Scientists released results of a study showing that larval Pacific cod response to elevated carbon dioxide (CO2) levels varies depending on its stage of development. In laboratory experiments, NOAA Fisheries scientists and partners specifically examined larval cod behavior, growth, and lipid composition (the fats needed for storing energy and building muscles). As excess CO2 from the atmosphere dissolves in the ocean, pH is lowered and the ocean increases in acidity, in a process called ocean acidification. Studies like this are important because most marine fish mortality occurs at the larval stage of development and the high-latitude oceans where Pacific cod and other important commercial fisheries occur are expected to be among the most vulnerable to ocean acidification.

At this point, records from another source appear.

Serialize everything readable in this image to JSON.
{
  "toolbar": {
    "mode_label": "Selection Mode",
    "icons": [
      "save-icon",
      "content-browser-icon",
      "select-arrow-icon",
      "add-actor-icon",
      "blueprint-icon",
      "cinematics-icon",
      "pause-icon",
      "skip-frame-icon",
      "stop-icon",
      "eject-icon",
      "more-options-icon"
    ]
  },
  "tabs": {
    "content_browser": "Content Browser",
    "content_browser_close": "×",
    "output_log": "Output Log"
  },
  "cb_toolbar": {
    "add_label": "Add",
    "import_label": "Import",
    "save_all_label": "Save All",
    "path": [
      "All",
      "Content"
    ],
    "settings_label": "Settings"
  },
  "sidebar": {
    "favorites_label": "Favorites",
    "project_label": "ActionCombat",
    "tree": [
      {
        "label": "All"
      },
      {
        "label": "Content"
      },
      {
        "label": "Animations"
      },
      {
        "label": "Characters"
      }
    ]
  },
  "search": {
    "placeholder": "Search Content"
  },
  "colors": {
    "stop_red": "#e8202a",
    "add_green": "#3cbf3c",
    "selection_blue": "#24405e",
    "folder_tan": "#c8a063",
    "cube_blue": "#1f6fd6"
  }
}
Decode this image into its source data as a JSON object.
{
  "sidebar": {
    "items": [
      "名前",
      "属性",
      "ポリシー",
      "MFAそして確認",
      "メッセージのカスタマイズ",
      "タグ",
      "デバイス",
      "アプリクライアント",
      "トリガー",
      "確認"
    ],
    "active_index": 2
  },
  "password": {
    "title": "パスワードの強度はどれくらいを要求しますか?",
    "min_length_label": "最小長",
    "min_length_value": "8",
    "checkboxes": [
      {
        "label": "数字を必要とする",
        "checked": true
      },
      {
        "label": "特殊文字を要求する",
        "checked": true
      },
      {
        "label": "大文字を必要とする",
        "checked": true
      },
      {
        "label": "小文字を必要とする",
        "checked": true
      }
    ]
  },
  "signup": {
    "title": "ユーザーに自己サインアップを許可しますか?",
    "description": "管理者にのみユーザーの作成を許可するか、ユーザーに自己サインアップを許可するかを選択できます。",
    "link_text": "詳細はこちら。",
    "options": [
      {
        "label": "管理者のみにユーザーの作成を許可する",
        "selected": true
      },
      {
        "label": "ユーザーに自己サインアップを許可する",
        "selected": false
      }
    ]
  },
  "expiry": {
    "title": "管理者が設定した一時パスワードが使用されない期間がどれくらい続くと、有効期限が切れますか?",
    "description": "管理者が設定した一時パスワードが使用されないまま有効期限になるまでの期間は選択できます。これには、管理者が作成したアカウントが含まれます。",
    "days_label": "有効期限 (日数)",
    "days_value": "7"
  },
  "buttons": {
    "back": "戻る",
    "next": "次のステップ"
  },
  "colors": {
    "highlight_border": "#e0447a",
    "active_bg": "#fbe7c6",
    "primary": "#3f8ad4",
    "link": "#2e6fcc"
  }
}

“Changing environmental conditions can impact species in multiple ways and not all life stages may respond in the same way,” said Tom Hurst, NOAA Fisheries scientist and lead author of a new paper in Marine Environmental Research. “We wanted to explore this because it has implications for the sustainability of Pacific cod and other important fish stocks in Alaska.”
Hurst and a team of scientists from the Alaska Fisheries Science Center; and the College of Earth, Ocean, and Atmospheric Sciences and the Cooperative Institute for Marine Resources Studies at Oregon State University conducted two laboratory studies to evaluate larval fish sensitivity to elevated CO2.